She’d had surgery the year before and thanks to some poor choices during employee benefits enrollment, she’d had to pay a big share of the bill. The recovery was easy; the doctor and hospital bills were far more difficult to deal with. Back in Arizona she was working two jobs just to make a dent in the medical bills, not to mention her rent, credit-card debt and car loan. Naturally, it was time to take on a mortgage.
To jumpstart her dream, Sally packed up her belongings and moved again, but this time into the basement of some friends for a hundred bucks a month. It wasn’t the ideal housing arrangement for a thirty-something professional, but it helped her overcome the obstacles blocking her way to her dream of home ownership.
It’s been about six months since my husband decided to go gluten-free—to give up wheat, which means just about anything that tastes good. My reaction? Oh, please. Do you really have to follow every food fad and trend that comes down the pike?
I’ve changed my tune.
It seems that many people are sensitive—even allergic to wheat. It gives them some level of discomfort even to the point of being sick depending on that person’s inability to digest the gluten found in wheat.
At first, Harold and I agreed that he would cut back on gluten. The more I’ve learned the harder I’ve worked at finding recipes that will help him to do that. The results have been quite amazing, actually.
Finding recipes that meet (or beat) my old standbys for his favorites things (Lasagna and Apple Pie), has not been that hard. I’m happy to say I’ve achieved it in these two versions for Slow-Cooker Lasagna and this wonderful Apple Pie with a crumbly topping.
If anyone that you love and cook for is on a gluten-free regimen, show them a little Lasagna and Apple Pie love. Here’s the best part: Everyone will love these dishes whether they know they’re gluten-free or not.
Sometimes, just a simple change in the way we do things can result in significant savings over time. Take the way you wash your clothes. I have to admit to using lots of cycles on my washer just because they’re there. And every cycle adds more time and uses more resources. Today’s first reader suggests a simple way to reduce the resources without sacrificing good results. Great idea, Natalie!
Pre-soak. Instead of using the pre-soak and pre-wash cycle on your washing machine use the regular cycle but turn it off after the clothes agitate after a few minutes. Let them soak an hour or overnight then resume the cycle. This way you save water and electricity but achieve the same result. Natalie H.
Dear Mary: Soon I will receive an inheritance that is almost equal to the amount remaining on my mortgage. I am a widow, age 55 with no dependents. I have 25 years with the same employer and have been participating in the company’s 401k plan for the past 15 years. I plan to work until I am 65. Should I use the inheritance to pay off the mortgage or, as friends suggest, invest it in a variety of stocks and bonds and keep my mortgage because the interest is tax-deductible? Eleanor D., Iowa
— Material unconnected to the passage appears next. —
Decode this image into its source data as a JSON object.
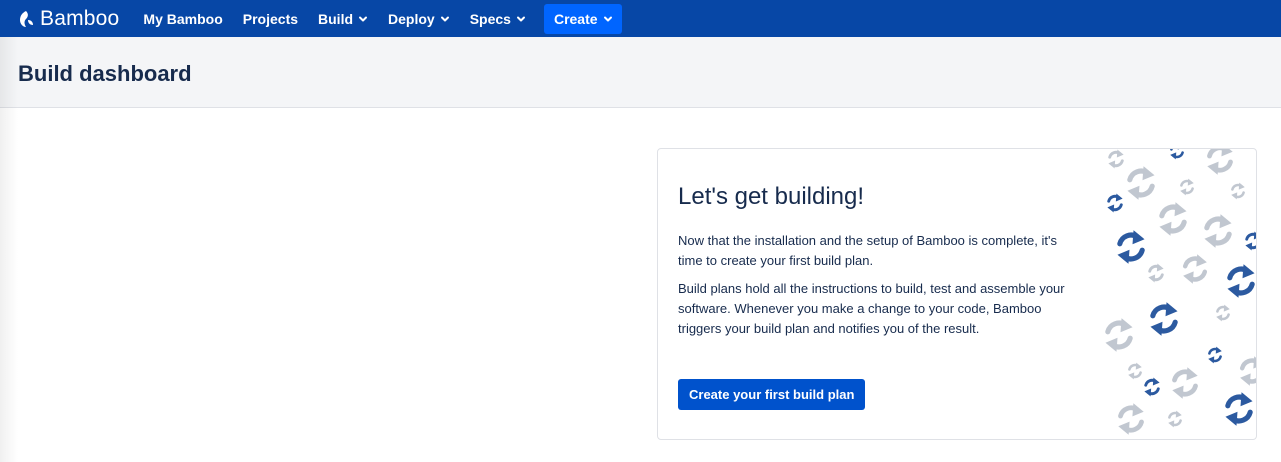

Dear Eleanor: You need to check with your tax professional because, as you know, I am not one. However, If I were you I’d pay off that mortgage so fast the lender would get dizzy. Investing in your debt is always a wise decision because you cannot lose and your mortgage should be the last debt you pay off—after you have a healthy emergency fund and you have paid off all of your unsecured debts.
At first you might mistake it for a large, stringed musical instrument. It’s not, but the Home Affordable Refinance Program (HARP 2.0) could be music to your ears if your home mortgage is still underwater.
First announced in March 2009, the federal government program designed HARP to help underwater or near-underwater homeowners refinance into a fixed loan with a lower monthly payment.
The first HARP was not that successful. It was difficult to qualify to refinance under the terms of the program and contained too many roadblocks for the typical homeowner who needed the service so badly.
The program was revised in 2011 to be much more successful and available to many more needy homeowners.